TASK DETAILS
How many lines in the records below contain the word "kind"? Reply with the number alone.
* * * * * * * * *
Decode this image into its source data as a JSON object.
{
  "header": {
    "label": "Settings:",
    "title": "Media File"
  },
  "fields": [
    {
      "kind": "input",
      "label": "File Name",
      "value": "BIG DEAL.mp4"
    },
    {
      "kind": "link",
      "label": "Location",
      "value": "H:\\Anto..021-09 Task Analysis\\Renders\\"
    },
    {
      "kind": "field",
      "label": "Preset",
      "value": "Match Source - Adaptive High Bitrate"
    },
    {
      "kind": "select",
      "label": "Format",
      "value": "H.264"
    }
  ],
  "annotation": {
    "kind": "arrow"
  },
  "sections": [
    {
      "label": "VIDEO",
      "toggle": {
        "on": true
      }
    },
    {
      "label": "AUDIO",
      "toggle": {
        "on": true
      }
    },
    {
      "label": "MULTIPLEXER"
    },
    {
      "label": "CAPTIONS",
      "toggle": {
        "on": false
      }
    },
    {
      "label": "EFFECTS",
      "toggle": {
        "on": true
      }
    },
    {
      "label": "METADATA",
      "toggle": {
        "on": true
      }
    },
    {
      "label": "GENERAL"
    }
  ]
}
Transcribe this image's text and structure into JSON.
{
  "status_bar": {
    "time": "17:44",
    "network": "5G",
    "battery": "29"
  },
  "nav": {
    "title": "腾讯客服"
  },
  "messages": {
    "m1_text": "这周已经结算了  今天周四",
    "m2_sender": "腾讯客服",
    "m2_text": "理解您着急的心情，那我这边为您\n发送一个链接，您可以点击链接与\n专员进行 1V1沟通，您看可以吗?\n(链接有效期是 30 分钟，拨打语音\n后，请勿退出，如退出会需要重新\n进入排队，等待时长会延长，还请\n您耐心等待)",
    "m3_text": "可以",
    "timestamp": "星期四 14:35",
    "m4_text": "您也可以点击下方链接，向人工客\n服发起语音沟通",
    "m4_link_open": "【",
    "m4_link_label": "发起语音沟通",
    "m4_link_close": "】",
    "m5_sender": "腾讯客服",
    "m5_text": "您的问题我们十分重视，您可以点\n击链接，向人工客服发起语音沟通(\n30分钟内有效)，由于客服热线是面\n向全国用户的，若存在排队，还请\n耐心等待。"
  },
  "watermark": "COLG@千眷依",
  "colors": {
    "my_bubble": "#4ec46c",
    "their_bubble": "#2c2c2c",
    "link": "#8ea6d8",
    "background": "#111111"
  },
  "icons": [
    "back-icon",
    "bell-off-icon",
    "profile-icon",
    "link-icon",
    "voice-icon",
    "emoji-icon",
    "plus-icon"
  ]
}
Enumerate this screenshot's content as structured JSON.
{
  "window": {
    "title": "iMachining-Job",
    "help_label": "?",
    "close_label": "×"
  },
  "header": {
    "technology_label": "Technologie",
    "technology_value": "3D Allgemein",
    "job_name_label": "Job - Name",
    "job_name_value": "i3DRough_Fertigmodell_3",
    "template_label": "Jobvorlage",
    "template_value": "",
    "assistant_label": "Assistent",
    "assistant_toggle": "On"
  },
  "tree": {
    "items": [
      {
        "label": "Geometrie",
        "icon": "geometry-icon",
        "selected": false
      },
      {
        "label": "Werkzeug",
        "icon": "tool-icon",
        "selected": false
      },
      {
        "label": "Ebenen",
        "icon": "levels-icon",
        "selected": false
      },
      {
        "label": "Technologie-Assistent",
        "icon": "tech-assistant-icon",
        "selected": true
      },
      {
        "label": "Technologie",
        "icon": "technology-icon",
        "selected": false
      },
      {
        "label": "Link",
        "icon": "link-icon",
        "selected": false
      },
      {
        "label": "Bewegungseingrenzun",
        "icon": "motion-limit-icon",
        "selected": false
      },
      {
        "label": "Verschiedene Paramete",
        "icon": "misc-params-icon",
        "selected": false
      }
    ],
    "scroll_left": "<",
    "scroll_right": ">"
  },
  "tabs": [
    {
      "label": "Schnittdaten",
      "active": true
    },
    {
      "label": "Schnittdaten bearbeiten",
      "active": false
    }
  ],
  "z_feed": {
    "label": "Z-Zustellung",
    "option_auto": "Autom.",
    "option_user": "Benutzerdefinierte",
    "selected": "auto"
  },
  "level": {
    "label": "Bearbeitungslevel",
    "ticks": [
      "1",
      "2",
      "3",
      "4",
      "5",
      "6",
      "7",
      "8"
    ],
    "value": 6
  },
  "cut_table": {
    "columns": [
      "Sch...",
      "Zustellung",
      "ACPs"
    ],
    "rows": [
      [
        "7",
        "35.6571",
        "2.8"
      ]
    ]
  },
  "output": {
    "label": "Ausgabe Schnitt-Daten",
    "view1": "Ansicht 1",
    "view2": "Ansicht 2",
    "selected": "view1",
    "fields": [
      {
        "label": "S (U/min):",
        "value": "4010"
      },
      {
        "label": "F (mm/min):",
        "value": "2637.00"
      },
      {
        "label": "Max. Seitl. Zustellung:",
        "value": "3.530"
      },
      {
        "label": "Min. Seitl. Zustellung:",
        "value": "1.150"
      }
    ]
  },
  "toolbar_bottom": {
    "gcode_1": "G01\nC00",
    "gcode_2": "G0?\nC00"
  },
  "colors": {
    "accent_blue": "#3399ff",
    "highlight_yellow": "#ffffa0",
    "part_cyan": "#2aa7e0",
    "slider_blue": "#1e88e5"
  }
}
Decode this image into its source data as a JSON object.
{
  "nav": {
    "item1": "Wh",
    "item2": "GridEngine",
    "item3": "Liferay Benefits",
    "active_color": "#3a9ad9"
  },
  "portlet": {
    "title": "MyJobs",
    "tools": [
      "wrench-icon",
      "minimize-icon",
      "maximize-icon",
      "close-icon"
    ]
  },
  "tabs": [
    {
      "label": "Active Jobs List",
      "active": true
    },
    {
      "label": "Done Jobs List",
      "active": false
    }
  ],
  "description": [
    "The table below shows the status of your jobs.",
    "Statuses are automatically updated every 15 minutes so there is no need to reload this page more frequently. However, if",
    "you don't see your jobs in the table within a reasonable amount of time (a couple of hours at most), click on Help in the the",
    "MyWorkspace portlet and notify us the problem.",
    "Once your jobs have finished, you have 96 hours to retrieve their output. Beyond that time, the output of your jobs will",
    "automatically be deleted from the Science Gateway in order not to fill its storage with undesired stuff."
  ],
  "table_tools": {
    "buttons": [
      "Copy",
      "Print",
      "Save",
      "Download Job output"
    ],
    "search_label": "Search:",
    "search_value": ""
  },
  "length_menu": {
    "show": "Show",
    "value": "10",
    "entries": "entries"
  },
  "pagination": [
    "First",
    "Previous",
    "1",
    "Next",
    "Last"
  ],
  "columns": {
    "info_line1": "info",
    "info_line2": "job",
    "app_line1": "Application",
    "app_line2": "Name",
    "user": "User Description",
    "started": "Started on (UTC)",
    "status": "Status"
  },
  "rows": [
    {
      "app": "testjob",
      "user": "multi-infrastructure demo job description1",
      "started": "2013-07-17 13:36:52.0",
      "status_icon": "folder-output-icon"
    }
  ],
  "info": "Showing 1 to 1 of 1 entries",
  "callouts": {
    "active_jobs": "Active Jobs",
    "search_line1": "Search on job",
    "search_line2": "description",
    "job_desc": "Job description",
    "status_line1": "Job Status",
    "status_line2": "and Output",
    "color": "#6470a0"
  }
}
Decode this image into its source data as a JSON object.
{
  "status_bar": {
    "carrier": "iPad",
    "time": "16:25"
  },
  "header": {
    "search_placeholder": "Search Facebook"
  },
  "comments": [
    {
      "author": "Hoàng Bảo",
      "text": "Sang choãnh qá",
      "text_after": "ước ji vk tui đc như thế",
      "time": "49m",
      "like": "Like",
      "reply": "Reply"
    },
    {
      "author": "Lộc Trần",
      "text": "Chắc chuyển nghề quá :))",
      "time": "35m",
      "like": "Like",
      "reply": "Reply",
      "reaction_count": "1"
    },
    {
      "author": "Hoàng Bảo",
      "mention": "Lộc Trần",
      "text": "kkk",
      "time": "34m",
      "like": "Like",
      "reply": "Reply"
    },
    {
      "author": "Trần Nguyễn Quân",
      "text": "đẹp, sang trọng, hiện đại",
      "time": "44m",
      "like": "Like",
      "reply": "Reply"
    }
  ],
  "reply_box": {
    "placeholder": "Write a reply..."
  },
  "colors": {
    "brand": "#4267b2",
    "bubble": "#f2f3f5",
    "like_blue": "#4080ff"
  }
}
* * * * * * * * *
WORKED SOLUTION
5